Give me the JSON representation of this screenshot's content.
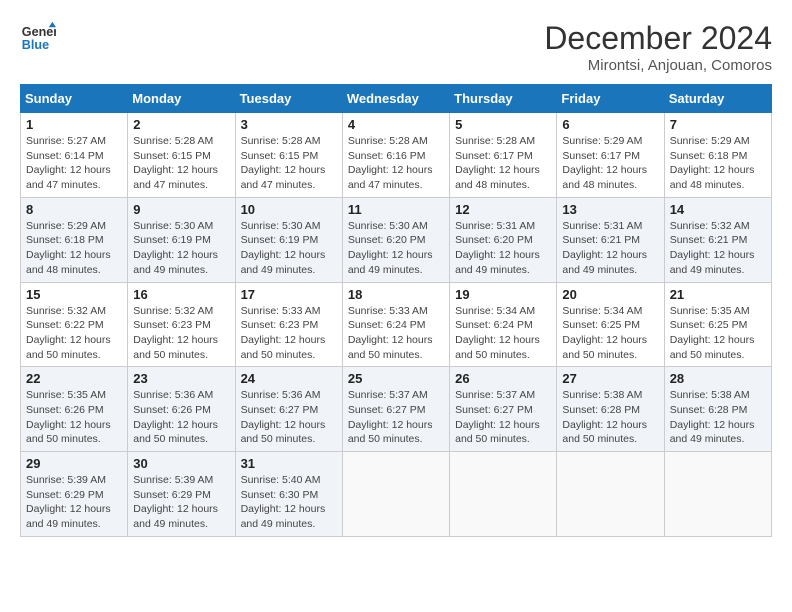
{
  "logo": {
    "line1": "General",
    "line2": "Blue"
  },
  "title": "December 2024",
  "location": "Mirontsi, Anjouan, Comoros",
  "weekdays": [
    "Sunday",
    "Monday",
    "Tuesday",
    "Wednesday",
    "Thursday",
    "Friday",
    "Saturday"
  ],
  "weeks": [
    [
      {
        "day": "1",
        "sunrise": "Sunrise: 5:27 AM",
        "sunset": "Sunset: 6:14 PM",
        "daylight": "Daylight: 12 hours and 47 minutes."
      },
      {
        "day": "2",
        "sunrise": "Sunrise: 5:28 AM",
        "sunset": "Sunset: 6:15 PM",
        "daylight": "Daylight: 12 hours and 47 minutes."
      },
      {
        "day": "3",
        "sunrise": "Sunrise: 5:28 AM",
        "sunset": "Sunset: 6:15 PM",
        "daylight": "Daylight: 12 hours and 47 minutes."
      },
      {
        "day": "4",
        "sunrise": "Sunrise: 5:28 AM",
        "sunset": "Sunset: 6:16 PM",
        "daylight": "Daylight: 12 hours and 47 minutes."
      },
      {
        "day": "5",
        "sunrise": "Sunrise: 5:28 AM",
        "sunset": "Sunset: 6:17 PM",
        "daylight": "Daylight: 12 hours and 48 minutes."
      },
      {
        "day": "6",
        "sunrise": "Sunrise: 5:29 AM",
        "sunset": "Sunset: 6:17 PM",
        "daylight": "Daylight: 12 hours and 48 minutes."
      },
      {
        "day": "7",
        "sunrise": "Sunrise: 5:29 AM",
        "sunset": "Sunset: 6:18 PM",
        "daylight": "Daylight: 12 hours and 48 minutes."
      }
    ],
    [
      {
        "day": "8",
        "sunrise": "Sunrise: 5:29 AM",
        "sunset": "Sunset: 6:18 PM",
        "daylight": "Daylight: 12 hours and 48 minutes."
      },
      {
        "day": "9",
        "sunrise": "Sunrise: 5:30 AM",
        "sunset": "Sunset: 6:19 PM",
        "daylight": "Daylight: 12 hours and 49 minutes."
      },
      {
        "day": "10",
        "sunrise": "Sunrise: 5:30 AM",
        "sunset": "Sunset: 6:19 PM",
        "daylight": "Daylight: 12 hours and 49 minutes."
      },
      {
        "day": "11",
        "sunrise": "Sunrise: 5:30 AM",
        "sunset": "Sunset: 6:20 PM",
        "daylight": "Daylight: 12 hours and 49 minutes."
      },
      {
        "day": "12",
        "sunrise": "Sunrise: 5:31 AM",
        "sunset": "Sunset: 6:20 PM",
        "daylight": "Daylight: 12 hours and 49 minutes."
      },
      {
        "day": "13",
        "sunrise": "Sunrise: 5:31 AM",
        "sunset": "Sunset: 6:21 PM",
        "daylight": "Daylight: 12 hours and 49 minutes."
      },
      {
        "day": "14",
        "sunrise": "Sunrise: 5:32 AM",
        "sunset": "Sunset: 6:21 PM",
        "daylight": "Daylight: 12 hours and 49 minutes."
      }
    ],
    [
      {
        "day": "15",
        "sunrise": "Sunrise: 5:32 AM",
        "sunset": "Sunset: 6:22 PM",
        "daylight": "Daylight: 12 hours and 50 minutes."
      },
      {
        "day": "16",
        "sunrise": "Sunrise: 5:32 AM",
        "sunset": "Sunset: 6:23 PM",
        "daylight": "Daylight: 12 hours and 50 minutes."
      },
      {
        "day": "17",
        "sunrise": "Sunrise: 5:33 AM",
        "sunset": "Sunset: 6:23 PM",
        "daylight": "Daylight: 12 hours and 50 minutes."
      },
      {
        "day": "18",
        "sunrise": "Sunrise: 5:33 AM",
        "sunset": "Sunset: 6:24 PM",
        "daylight": "Daylight: 12 hours and 50 minutes."
      },
      {
        "day": "19",
        "sunrise": "Sunrise: 5:34 AM",
        "sunset": "Sunset: 6:24 PM",
        "daylight": "Daylight: 12 hours and 50 minutes."
      },
      {
        "day": "20",
        "sunrise": "Sunrise: 5:34 AM",
        "sunset": "Sunset: 6:25 PM",
        "daylight": "Daylight: 12 hours and 50 minutes."
      },
      {
        "day": "21",
        "sunrise": "Sunrise: 5:35 AM",
        "sunset": "Sunset: 6:25 PM",
        "daylight": "Daylight: 12 hours and 50 minutes."
      }
    ],
    [
      {
        "day": "22",
        "sunrise": "Sunrise: 5:35 AM",
        "sunset": "Sunset: 6:26 PM",
        "daylight": "Daylight: 12 hours and 50 minutes."
      },
      {
        "day": "23",
        "sunrise": "Sunrise: 5:36 AM",
        "sunset": "Sunset: 6:26 PM",
        "daylight": "Daylight: 12 hours and 50 minutes."
      },
      {
        "day": "24",
        "sunrise": "Sunrise: 5:36 AM",
        "sunset": "Sunset: 6:27 PM",
        "daylight": "Daylight: 12 hours and 50 minutes."
      },
      {
        "day": "25",
        "sunrise": "Sunrise: 5:37 AM",
        "sunset": "Sunset: 6:27 PM",
        "daylight": "Daylight: 12 hours and 50 minutes."
      },
      {
        "day": "26",
        "sunrise": "Sunrise: 5:37 AM",
        "sunset": "Sunset: 6:27 PM",
        "daylight": "Daylight: 12 hours and 50 minutes."
      },
      {
        "day": "27",
        "sunrise": "Sunrise: 5:38 AM",
        "sunset": "Sunset: 6:28 PM",
        "daylight": "Daylight: 12 hours and 50 minutes."
      },
      {
        "day": "28",
        "sunrise": "Sunrise: 5:38 AM",
        "sunset": "Sunset: 6:28 PM",
        "daylight": "Daylight: 12 hours and 49 minutes."
      }
    ],
    [
      {
        "day": "29",
        "sunrise": "Sunrise: 5:39 AM",
        "sunset": "Sunset: 6:29 PM",
        "daylight": "Daylight: 12 hours and 49 minutes."
      },
      {
        "day": "30",
        "sunrise": "Sunrise: 5:39 AM",
        "sunset": "Sunset: 6:29 PM",
        "daylight": "Daylight: 12 hours and 49 minutes."
      },
      {
        "day": "31",
        "sunrise": "Sunrise: 5:40 AM",
        "sunset": "Sunset: 6:30 PM",
        "daylight": "Daylight: 12 hours and 49 minutes."
      },
      {
        "day": "",
        "sunrise": "",
        "sunset": "",
        "daylight": ""
      },
      {
        "day": "",
        "sunrise": "",
        "sunset": "",
        "daylight": ""
      },
      {
        "day": "",
        "sunrise": "",
        "sunset": "",
        "daylight": ""
      },
      {
        "day": "",
        "sunrise": "",
        "sunset": "",
        "daylight": ""
      }
    ]
  ]
}
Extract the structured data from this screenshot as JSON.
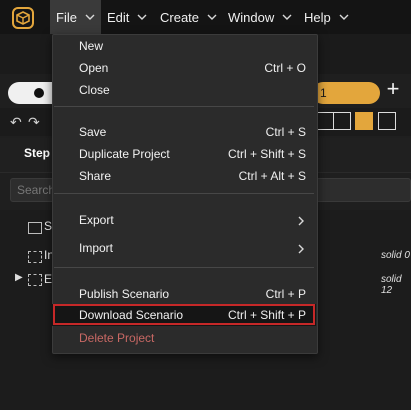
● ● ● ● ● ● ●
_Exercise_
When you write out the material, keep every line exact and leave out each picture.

_Reply to the exercise_
Give me the JSON representation of this screenshot's content.
{
  "logo": {
    "line1": "General",
    "line2": "Blue"
  },
  "title": "December 2024",
  "location": "Mirontsi, Anjouan, Comoros",
  "weekdays": [
    "Sunday",
    "Monday",
    "Tuesday",
    "Wednesday",
    "Thursday",
    "Friday",
    "Saturday"
  ],
  "weeks": [
    [
      {
        "day": "1",
        "sunrise": "Sunrise: 5:27 AM",
        "sunset": "Sunset: 6:14 PM",
        "daylight": "Daylight: 12 hours and 47 minutes."
      },
      {
        "day": "2",
        "sunrise": "Sunrise: 5:28 AM",
        "sunset": "Sunset: 6:15 PM",
        "daylight": "Daylight: 12 hours and 47 minutes."
      },
      {
        "day": "3",
        "sunrise": "Sunrise: 5:28 AM",
        "sunset": "Sunset: 6:15 PM",
        "daylight": "Daylight: 12 hours and 47 minutes."
      },
      {
        "day": "4",
        "sunrise": "Sunrise: 5:28 AM",
        "sunset": "Sunset: 6:16 PM",
        "daylight": "Daylight: 12 hours and 47 minutes."
      },
      {
        "day": "5",
        "sunrise": "Sunrise: 5:28 AM",
        "sunset": "Sunset: 6:17 PM",
        "daylight": "Daylight: 12 hours and 48 minutes."
      },
      {
        "day": "6",
        "sunrise": "Sunrise: 5:29 AM",
        "sunset": "Sunset: 6:17 PM",
        "daylight": "Daylight: 12 hours and 48 minutes."
      },
      {
        "day": "7",
        "sunrise": "Sunrise: 5:29 AM",
        "sunset": "Sunset: 6:18 PM",
        "daylight": "Daylight: 12 hours and 48 minutes."
      }
    ],
    [
      {
        "day": "8",
        "sunrise": "Sunrise: 5:29 AM",
        "sunset": "Sunset: 6:18 PM",
        "daylight": "Daylight: 12 hours and 48 minutes."
      },
      {
        "day": "9",
        "sunrise": "Sunrise: 5:30 AM",
        "sunset": "Sunset: 6:19 PM",
        "daylight": "Daylight: 12 hours and 49 minutes."
      },
      {
        "day": "10",
        "sunrise": "Sunrise: 5:30 AM",
        "sunset": "Sunset: 6:19 PM",
        "daylight": "Daylight: 12 hours and 49 minutes."
      },
      {
        "day": "11",
        "sunrise": "Sunrise: 5:30 AM",
        "sunset": "Sunset: 6:20 PM",
        "daylight": "Daylight: 12 hours and 49 minutes."
      },
      {
        "day": "12",
        "sunrise": "Sunrise: 5:31 AM",
        "sunset": "Sunset: 6:20 PM",
        "daylight": "Daylight: 12 hours and 49 minutes."
      },
      {
        "day": "13",
        "sunrise": "Sunrise: 5:31 AM",
        "sunset": "Sunset: 6:21 PM",
        "daylight": "Daylight: 12 hours and 49 minutes."
      },
      {
        "day": "14",
        "sunrise": "Sunrise: 5:32 AM",
        "sunset": "Sunset: 6:21 PM",
        "daylight": "Daylight: 12 hours and 49 minutes."
      }
    ],
    [
      {
        "day": "15",
        "sunrise": "Sunrise: 5:32 AM",
        "sunset": "Sunset: 6:22 PM",
        "daylight": "Daylight: 12 hours and 50 minutes."
      },
      {
        "day": "16",
        "sunrise": "Sunrise: 5:32 AM",
        "sunset": "Sunset: 6:23 PM",
        "daylight": "Daylight: 12 hours and 50 minutes."
      },
      {
        "day": "17",
        "sunrise": "Sunrise: 5:33 AM",
        "sunset": "Sunset: 6:23 PM",
        "daylight": "Daylight: 12 hours and 50 minutes."
      },
      {
        "day": "18",
        "sunrise": "Sunrise: 5:33 AM",
        "sunset": "Sunset: 6:24 PM",
        "daylight": "Daylight: 12 hours and 50 minutes."
      },
      {
        "day": "19",
        "sunrise": "Sunrise: 5:34 AM",
        "sunset": "Sunset: 6:24 PM",
        "daylight": "Daylight: 12 hours and 50 minutes."
      },
      {
        "day": "20",
        "sunrise": "Sunrise: 5:34 AM",
        "sunset": "Sunset: 6:25 PM",
        "daylight": "Daylight: 12 hours and 50 minutes."
      },
      {
        "day": "21",
        "sunrise": "Sunrise: 5:35 AM",
        "sunset": "Sunset: 6:25 PM",
        "daylight": "Daylight: 12 hours and 50 minutes."
      }
    ],
    [
      {
        "day": "22",
        "sunrise": "Sunrise: 5:35 AM",
        "sunset": "Sunset: 6:26 PM",
        "daylight": "Daylight: 12 hours and 50 minutes."
      },
      {
        "day": "23",
        "sunrise": "Sunrise: 5:36 AM",
        "sunset": "Sunset: 6:26 PM",
        "daylight": "Daylight: 12 hours and 50 minutes."
      },
      {
        "day": "24",
        "sunrise": "Sunrise: 5:36 AM",
        "sunset": "Sunset: 6:27 PM",
        "daylight": "Daylight: 12 hours and 50 minutes."
      },
      {
        "day": "25",
        "sunrise": "Sunrise: 5:37 AM",
        "sunset": "Sunset: 6:27 PM",
        "daylight": "Daylight: 12 hours and 50 minutes."
      },
      {
        "day": "26",
        "sunrise": "Sunrise: 5:37 AM",
        "sunset": "Sunset: 6:27 PM",
        "daylight": "Daylight: 12 hours and 50 minutes."
      },
      {
        "day": "27",
        "sunrise": "Sunrise: 5:38 AM",
        "sunset": "Sunset: 6:28 PM",
        "daylight": "Daylight: 12 hours and 50 minutes."
      },
      {
        "day": "28",
        "sunrise": "Sunrise: 5:38 AM",
        "sunset": "Sunset: 6:28 PM",
        "daylight": "Daylight: 12 hours and 49 minutes."
      }
    ],
    [
      {
        "day": "29",
        "sunrise": "Sunrise: 5:39 AM",
        "sunset": "Sunset: 6:29 PM",
        "daylight": "Daylight: 12 hours and 49 minutes."
      },
      {
        "day": "30",
        "sunrise": "Sunrise: 5:39 AM",
        "sunset": "Sunset: 6:29 PM",
        "daylight": "Daylight: 12 hours and 49 minutes."
      },
      {
        "day": "31",
        "sunrise": "Sunrise: 5:40 AM",
        "sunset": "Sunset: 6:30 PM",
        "daylight": "Daylight: 12 hours and 49 minutes."
      },
      {
        "day": "",
        "sunrise": "",
        "sunset": "",
        "daylight": ""
      },
      {
        "day": "",
        "sunrise": "",
        "sunset": "",
        "daylight": ""
      },
      {
        "day": "",
        "sunrise": "",
        "sunset": "",
        "daylight": ""
      },
      {
        "day": "",
        "sunrise": "",
        "sunset": "",
        "daylight": ""
      }
    ]
  ]
}
Extract the structured data from this screenshot as JSON.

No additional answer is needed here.